### INSTRUCTIONS FOR THE TASK
Within the data below, count every line that includes "eyebrow" and report the total alone.

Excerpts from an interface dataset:
******
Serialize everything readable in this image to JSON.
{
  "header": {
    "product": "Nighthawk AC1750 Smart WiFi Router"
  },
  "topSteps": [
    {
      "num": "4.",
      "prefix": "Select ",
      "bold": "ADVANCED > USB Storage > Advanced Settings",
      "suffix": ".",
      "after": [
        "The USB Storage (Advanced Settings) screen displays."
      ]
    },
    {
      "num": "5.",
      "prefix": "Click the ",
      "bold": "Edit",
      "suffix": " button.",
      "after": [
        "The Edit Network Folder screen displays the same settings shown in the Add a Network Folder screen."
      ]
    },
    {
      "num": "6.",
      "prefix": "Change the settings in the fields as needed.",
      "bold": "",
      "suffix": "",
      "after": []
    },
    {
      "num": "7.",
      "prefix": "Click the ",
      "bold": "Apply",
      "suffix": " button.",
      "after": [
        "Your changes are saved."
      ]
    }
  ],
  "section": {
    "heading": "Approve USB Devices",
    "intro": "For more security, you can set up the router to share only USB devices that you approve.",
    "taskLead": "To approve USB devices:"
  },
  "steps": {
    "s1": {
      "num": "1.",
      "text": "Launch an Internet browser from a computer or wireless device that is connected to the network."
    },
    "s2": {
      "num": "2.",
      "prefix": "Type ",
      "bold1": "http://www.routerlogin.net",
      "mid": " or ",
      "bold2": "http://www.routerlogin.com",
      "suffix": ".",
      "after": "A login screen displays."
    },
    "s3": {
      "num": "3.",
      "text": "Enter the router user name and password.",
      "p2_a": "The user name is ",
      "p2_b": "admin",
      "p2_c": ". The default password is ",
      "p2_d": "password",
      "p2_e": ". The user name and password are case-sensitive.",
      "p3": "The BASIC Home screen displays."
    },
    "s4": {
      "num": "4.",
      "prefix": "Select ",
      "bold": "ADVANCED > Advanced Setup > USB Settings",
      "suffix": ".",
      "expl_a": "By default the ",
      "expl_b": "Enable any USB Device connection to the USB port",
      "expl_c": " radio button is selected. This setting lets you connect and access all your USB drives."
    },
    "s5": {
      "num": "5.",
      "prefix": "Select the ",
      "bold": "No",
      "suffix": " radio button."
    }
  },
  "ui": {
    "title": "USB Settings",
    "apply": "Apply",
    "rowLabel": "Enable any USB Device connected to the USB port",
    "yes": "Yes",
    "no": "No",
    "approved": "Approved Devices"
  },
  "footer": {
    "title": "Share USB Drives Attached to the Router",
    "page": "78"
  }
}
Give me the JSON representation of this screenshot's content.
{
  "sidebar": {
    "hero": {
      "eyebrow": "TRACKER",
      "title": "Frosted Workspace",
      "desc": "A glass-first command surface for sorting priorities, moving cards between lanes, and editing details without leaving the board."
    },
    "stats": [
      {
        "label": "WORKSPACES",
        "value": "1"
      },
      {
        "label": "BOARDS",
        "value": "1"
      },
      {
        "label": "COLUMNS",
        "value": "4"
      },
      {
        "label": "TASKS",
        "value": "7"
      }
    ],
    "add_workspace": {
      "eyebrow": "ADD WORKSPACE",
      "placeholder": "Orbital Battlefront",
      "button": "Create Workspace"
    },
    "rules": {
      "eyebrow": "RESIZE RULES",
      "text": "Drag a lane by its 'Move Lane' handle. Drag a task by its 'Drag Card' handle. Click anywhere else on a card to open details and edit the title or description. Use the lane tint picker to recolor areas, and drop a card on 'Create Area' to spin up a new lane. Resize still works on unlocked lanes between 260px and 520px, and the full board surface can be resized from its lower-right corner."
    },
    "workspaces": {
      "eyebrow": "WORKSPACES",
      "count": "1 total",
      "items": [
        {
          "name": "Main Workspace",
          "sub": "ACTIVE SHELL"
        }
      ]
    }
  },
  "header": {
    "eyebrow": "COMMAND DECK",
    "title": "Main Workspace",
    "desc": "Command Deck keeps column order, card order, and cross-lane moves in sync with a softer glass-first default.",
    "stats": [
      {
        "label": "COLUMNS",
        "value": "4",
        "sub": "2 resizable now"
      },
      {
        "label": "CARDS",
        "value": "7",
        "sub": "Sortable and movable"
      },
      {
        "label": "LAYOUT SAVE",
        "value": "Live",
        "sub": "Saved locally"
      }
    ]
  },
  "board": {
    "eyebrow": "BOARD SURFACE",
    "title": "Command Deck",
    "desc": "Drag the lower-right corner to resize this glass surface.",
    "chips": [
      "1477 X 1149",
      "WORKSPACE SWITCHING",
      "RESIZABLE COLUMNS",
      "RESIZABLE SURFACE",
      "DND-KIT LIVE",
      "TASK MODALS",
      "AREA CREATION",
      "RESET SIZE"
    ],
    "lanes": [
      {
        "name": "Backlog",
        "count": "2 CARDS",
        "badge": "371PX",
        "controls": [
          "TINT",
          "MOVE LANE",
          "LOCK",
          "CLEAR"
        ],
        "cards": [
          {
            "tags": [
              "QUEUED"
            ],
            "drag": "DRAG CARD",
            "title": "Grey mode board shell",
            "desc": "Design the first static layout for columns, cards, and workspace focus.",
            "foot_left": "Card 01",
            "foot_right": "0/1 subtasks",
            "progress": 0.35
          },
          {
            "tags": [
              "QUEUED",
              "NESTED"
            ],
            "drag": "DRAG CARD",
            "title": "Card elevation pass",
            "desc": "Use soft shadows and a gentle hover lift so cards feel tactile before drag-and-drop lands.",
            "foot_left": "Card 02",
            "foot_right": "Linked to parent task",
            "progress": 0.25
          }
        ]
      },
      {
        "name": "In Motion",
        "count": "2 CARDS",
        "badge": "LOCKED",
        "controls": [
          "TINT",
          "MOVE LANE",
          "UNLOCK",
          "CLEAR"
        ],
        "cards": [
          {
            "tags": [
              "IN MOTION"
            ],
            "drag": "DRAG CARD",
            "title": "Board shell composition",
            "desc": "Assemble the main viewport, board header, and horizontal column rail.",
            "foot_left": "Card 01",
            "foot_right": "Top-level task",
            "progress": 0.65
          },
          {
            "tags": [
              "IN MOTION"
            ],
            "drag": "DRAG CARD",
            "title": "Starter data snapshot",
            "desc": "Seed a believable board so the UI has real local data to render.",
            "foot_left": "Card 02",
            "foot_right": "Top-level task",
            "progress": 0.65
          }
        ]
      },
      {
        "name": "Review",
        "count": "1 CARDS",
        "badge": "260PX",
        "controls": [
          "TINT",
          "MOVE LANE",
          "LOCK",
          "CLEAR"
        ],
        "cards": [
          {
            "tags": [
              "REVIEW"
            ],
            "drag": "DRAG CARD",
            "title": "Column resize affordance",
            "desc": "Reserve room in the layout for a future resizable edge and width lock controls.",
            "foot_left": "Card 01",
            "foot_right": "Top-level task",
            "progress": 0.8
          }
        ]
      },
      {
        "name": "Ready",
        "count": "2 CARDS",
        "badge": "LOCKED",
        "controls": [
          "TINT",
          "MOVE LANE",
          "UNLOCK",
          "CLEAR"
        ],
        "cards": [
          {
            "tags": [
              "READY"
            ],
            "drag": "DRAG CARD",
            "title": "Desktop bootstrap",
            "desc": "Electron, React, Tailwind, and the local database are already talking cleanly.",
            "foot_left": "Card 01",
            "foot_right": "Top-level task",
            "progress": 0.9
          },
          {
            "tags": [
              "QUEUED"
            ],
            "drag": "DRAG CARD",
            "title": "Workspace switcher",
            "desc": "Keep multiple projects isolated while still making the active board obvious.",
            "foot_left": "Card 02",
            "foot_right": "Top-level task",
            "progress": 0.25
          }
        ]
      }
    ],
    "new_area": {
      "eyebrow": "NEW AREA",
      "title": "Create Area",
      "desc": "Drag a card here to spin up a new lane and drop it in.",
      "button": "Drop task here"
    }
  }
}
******
### WRITTEN REPLY
7